Working in tandem with weatherization and energy efficiency programs, solar and battery storage systems (solar+storage) can reduce utility bills, improve emergency preparedness, and transform the energy landscape of the most vulnerable communities. Solar+storage systems are both community-based emergency power resources and economic assets; providing reliable backup power in the event of an outage, lowering energy burdens by reducing utility bills, and generating revenue through grid services during regular operations.
As a zero emissions power source, solar+storage is especially beneficial for environmental justice communities, where pollutants from fossil-fuel powered generators can contribute to already poor air quality. Solar+storage can also reduce utility burdens, the percent of income spent on utility bills, and provide an opportunity for wealth creation in low-income communities by participating in grid services programs such as demand response.

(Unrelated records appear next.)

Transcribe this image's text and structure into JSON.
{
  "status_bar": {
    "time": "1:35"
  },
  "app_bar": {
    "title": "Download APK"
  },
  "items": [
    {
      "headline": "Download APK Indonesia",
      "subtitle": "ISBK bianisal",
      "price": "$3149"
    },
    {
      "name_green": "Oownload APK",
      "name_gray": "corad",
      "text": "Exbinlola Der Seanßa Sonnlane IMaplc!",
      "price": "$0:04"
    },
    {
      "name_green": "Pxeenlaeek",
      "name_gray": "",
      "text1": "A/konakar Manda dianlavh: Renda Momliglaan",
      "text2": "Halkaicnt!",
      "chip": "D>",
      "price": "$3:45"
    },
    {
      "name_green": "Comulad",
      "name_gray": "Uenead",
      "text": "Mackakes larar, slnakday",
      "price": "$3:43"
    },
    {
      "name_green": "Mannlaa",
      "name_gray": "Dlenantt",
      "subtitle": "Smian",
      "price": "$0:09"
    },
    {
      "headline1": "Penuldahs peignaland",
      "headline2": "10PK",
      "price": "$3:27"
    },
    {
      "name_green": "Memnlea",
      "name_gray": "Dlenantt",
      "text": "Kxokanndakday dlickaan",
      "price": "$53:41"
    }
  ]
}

In the event of an outage, solar+storage can improve health outcomes by providing reliable power to critical loads. In individual residences, solar+storage can support some types of electricity-dependent home medical equipment through an outage or provide enough backup power to safely wait until emergency assistance can arrive. Residential systems could also help to reduce the risk of exposure during a pandemic by allowing high-risk residents to shelter-in-place.
At critical community facilities, such as medical clinics and schools, solar+storage can provide back-up power for residents to access WIFI, lighting, refrigeration for perishables and temperature-sensitive medications, and outlets to charge medical equipment and cell phones. By strategically installing resilient power systems throughout a community, influxes of people to a single critical community facility (or medical institution) could be avoided, reducing the likelihood that large numbers of people will need to gather in one place and improving the ability of the staff to maintain pandemic safety protocols.
Utilities should be making every effort possible to avoid disconnects and improve the quality of life for their most vulnerable customers. Bill payment assistance programs and medical baseline registries, a program that can help electricity-dependent customers avoid a disconnect, need to be prioritized, improved upon, and expanded. Additionally, utilities should provide subsidized battery storage programs to their most vulnerable customers, similar to the state of California’s Self-Generation Incentive Program (SGIP).
These types of programs can ensure that backup power is affordable and available to high-risk populations, while also reducing the energy burden of low-income households and providing value to the grid—which could lower electricity costs for all utility customers.
This blog was co-authored by Mayra Cruz, Catalyst Miami. Founded in 1996, Catalyst Miami’s mission is to identify and collectively solve issues adversely affecting low-wealth communities throughout Miami-Dade County. Learn more at www.catalystmiami.org.